"How would you physically throw a pitch if you're not facing the batter?" asked pitcher Brad Mills, who was recently demoted from the Toronto Blue Jays to their Triple-A team. "I don't know what would technically qualify for that."
MLB historian John Thorn said the rule dates to the 1880s, before the creation of the pitcher's mound (there was a pitcher's box instead). To fool base runners, Thorn said, "Some pitchers were known to engage in windmill gyrations, run-ups, hopping and quick-pitch misdirections thrown straight from the shoulder while facing a base."
Rule 4.03: You Have to Play Fair

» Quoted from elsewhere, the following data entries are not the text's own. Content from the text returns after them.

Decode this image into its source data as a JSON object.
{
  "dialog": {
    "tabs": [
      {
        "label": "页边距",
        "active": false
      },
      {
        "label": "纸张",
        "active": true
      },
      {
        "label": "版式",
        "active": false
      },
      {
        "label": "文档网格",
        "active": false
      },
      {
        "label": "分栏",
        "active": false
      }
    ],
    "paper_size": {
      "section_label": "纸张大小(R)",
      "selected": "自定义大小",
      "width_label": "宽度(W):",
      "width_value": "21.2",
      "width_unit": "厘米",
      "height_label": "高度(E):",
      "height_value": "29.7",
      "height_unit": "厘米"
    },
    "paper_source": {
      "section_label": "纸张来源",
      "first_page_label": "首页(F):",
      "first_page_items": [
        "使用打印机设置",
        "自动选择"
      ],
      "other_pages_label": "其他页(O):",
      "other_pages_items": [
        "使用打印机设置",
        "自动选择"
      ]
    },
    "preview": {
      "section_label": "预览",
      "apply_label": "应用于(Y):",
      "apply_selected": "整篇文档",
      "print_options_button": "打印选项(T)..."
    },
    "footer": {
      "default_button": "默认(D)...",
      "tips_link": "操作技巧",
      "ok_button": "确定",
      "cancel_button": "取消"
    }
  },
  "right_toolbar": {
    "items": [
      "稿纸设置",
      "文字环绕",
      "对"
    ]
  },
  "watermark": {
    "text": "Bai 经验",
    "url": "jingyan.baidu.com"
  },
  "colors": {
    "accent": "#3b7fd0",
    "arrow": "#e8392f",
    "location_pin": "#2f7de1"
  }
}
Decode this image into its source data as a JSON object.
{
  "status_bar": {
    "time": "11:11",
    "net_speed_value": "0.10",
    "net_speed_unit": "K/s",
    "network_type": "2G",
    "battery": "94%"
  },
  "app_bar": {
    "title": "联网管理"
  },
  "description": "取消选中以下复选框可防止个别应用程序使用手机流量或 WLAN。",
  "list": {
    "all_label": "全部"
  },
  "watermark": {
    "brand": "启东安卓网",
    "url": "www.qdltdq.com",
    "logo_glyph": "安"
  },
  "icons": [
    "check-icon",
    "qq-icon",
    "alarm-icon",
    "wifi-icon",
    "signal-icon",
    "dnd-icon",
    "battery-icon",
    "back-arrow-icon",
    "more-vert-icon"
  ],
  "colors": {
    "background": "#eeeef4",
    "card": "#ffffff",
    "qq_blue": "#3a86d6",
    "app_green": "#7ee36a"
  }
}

The Tampa Bay Rays will position their fielders just about anywhere to gain an edge. But even the team best known for its extreme defensive shifts thinks one idea is too radical to consider: stationing a fielder in foul territory. "No, I don't think we would do that," said Rays bench coach Dave Martinez, chuckling at the thought.
This is no laughing matter to MLB. Rule 4.03 expressly forbids teams from placing any player other than the catcher outside fair territory. Never mind that the last known rationale for such a strategy came in the 1870s, when the National League ruled infield grounders that started fair and then rolled foul to be fair balls. (According to Nemec, batters would deliberately hit the ball in such a way that it briefly touched fair ground before spinning off into foul territory for cheap singles.)
The rule stands as a warning to cuckoo managers everywhere—that is, assuming they have read every last line of the book, which some haven't. Valentine, a rare rule book connoisseur, said, "It's a tedious read."
Write to Brian Costa at [email protected]